In a world where $1 pizza now costs more than a buck, Miss A is working to ensure its $1 cosmetics business doesn’t meet the same fate.
While the Dallas-based company sells a slew of products from home organizers to underwear, it’s best known for its dollar cosmetics and beauty tools, which beauty YouTubers first put on the map after it was founded in 2013 by husband-and-wife duo Jean and Kenneth Baik.
It debuted as an e-comm site to test the concept and opened its first stores in Texas malls in 2016. Now, after garnering a boost from a new audience on TikTok and sales of between $25 million and $50 million over the past two years (and which grew 10% YoY in 2021), Jean Baik told Retail Brew that Miss A operates 15 locations throughout Dallas-Fort Worth and Houston, with ~300 employees across its headquarters, warehouse, and stores.
- It just expanded outside the Lone Star State for the first time with a store in Albuquerque, New Mexico, she said. This summer, it’ll add locations in Austin and San Antonio, plus Arkansas and Oklahoma.
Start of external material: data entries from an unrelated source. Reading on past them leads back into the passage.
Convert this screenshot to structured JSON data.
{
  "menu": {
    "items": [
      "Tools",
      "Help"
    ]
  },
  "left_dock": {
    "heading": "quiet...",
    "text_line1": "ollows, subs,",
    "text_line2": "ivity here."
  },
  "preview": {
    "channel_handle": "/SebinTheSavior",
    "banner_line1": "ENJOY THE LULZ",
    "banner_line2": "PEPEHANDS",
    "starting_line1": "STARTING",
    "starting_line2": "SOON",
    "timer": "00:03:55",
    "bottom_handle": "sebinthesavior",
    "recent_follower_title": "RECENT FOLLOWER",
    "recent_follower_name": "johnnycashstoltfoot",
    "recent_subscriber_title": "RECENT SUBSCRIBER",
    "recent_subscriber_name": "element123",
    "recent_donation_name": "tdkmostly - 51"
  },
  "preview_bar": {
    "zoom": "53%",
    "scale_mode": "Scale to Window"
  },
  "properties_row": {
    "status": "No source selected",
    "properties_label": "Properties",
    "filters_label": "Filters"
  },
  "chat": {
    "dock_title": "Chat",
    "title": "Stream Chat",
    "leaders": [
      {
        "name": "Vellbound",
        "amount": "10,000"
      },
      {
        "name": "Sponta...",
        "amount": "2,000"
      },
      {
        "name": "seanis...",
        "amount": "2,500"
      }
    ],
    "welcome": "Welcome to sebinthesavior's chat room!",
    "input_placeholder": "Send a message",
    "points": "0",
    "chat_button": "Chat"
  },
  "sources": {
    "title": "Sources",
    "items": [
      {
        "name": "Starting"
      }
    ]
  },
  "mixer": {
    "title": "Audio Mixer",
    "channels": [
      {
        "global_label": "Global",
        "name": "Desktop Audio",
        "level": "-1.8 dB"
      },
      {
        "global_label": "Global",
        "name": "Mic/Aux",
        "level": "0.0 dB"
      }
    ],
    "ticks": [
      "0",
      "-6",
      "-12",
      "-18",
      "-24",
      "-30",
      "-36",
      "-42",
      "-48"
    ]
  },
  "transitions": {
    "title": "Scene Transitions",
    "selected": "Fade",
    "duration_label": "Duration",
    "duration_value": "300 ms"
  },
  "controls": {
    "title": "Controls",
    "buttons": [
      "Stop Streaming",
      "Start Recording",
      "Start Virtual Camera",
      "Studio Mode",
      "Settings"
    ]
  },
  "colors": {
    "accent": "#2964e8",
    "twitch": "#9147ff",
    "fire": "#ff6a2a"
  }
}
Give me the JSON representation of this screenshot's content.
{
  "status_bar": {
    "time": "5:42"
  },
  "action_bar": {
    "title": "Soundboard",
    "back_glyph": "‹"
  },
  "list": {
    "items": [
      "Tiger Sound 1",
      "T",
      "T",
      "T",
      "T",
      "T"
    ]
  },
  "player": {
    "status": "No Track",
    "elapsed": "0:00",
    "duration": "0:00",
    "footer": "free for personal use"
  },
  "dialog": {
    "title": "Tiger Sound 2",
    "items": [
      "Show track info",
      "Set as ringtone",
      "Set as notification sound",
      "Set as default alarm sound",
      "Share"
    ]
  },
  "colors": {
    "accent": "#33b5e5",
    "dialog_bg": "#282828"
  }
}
Keeping prices low—even below the typical drugstore threshold—hasn’t been an easy road, Baik, also the company’s chief merchandising officer, told us, especially as competitors like Elf Cosmetics haven’t been able to maintain that $1 price point.
“The beauty industry, we thought, was very saturated, and we wanted to find that blue-ocean market. And we thought that this $1 concept was very niche. Everybody can’t do it because the margins are tight. In the beginning, people were like, ‘How do you even sell these products for $1?’”
Fit the bill
While Miss A began by selling brands like L.A. Colors and Elf, it debuted its own beauty brand, AOA Studio, a few years in, and has since expanded to include skin-care line AOA Skin and accessories line Official Key Items.
- Still, beauty makes up around 90% of its online sales and about 60% of its in-store sales, Baik said.
Baik said the company wanted to duck below the typical $3–$10 range for drugstore beauty products to avoid that crowded market. And Elf’s decision to raise prices above $1 products gave Miss A “more of an opportunity” to stick it out.
But, uh, how do they sell everything for $1? (Especially since Baik said Miss A is profitable, and it hasn’t taken any outside funding.)
She said Miss A works with some 200+ factories internationally—some that partner with giants like Sephora and L’Oréal, and other smaller companies, and the company often iterates on these manufacturers’ formulas to fit its needs.
- Miss A doesn’t sell through distributors or wholesalers, nor does it spend much $$ on marketing, Baik noted. It leverages its 325k Instagram followers and 105k TikTok followers, many of whom make user-generated content, to advertise.
- Plus, the company saves money on packaging, she said, like using a cheaper squeeze bottle vs. a heavier glass bottle for foundation.
Baik admitted some products—like sunglasses, scarves, or bath bombs—make little to no profit and act as “bait” to draw in consumers, while most of its beauty-product margins are higher, around ~50%.
“The typical business model, and how much expense a company has to spend, just really limits them within that—it’s really hard to do it,” Baik said. “We struggle with a lot of things just to make sure that our prices stay within this range. It’s just the way that you have to just plan your whole business model.”
Face value: While even Elf has raised prices due to inflation, Baik said Miss A has yet to pass along cost increases to consumers, even though their margins have been affected by ~15%. (For products priced at $1.55 and $1.88, part of the proceeds are donated to charity, she noted.)
- It’s been trying to combat higher manufacturing costs with higher order volumes and using bundles to save $$ on packaging, according to Baik.
- Miss A has also introduced a higher-priced beauty line, AOA Pro, which has a $3–$10 price point.
“We’ve been really just on our toes, pivoting when we can, looking for ways to reduce costs,” Baik said.
New arrivals: Those pivots aren’t slowing down expansion. Miss A introduces 10–15 new products a day and cycles through products, except for best sellers, every few months, Baik said. In-store shoppers see “a fresh wall of brand-new stuff” every few weeks. It’s all about the trendy products that stay “ahead of the industry” (and won’t break the bank).
“We want the customer to keep returning to us,” Baik said. “There’s a lot of beauty brands where they launch a collection twice a year or three times a year, and it’s hard to retain customers because there’s nothing else to buy…It’s kind of like, ‘Do your retail therapy here without feeling bad about it.’”
Source: Retail Brew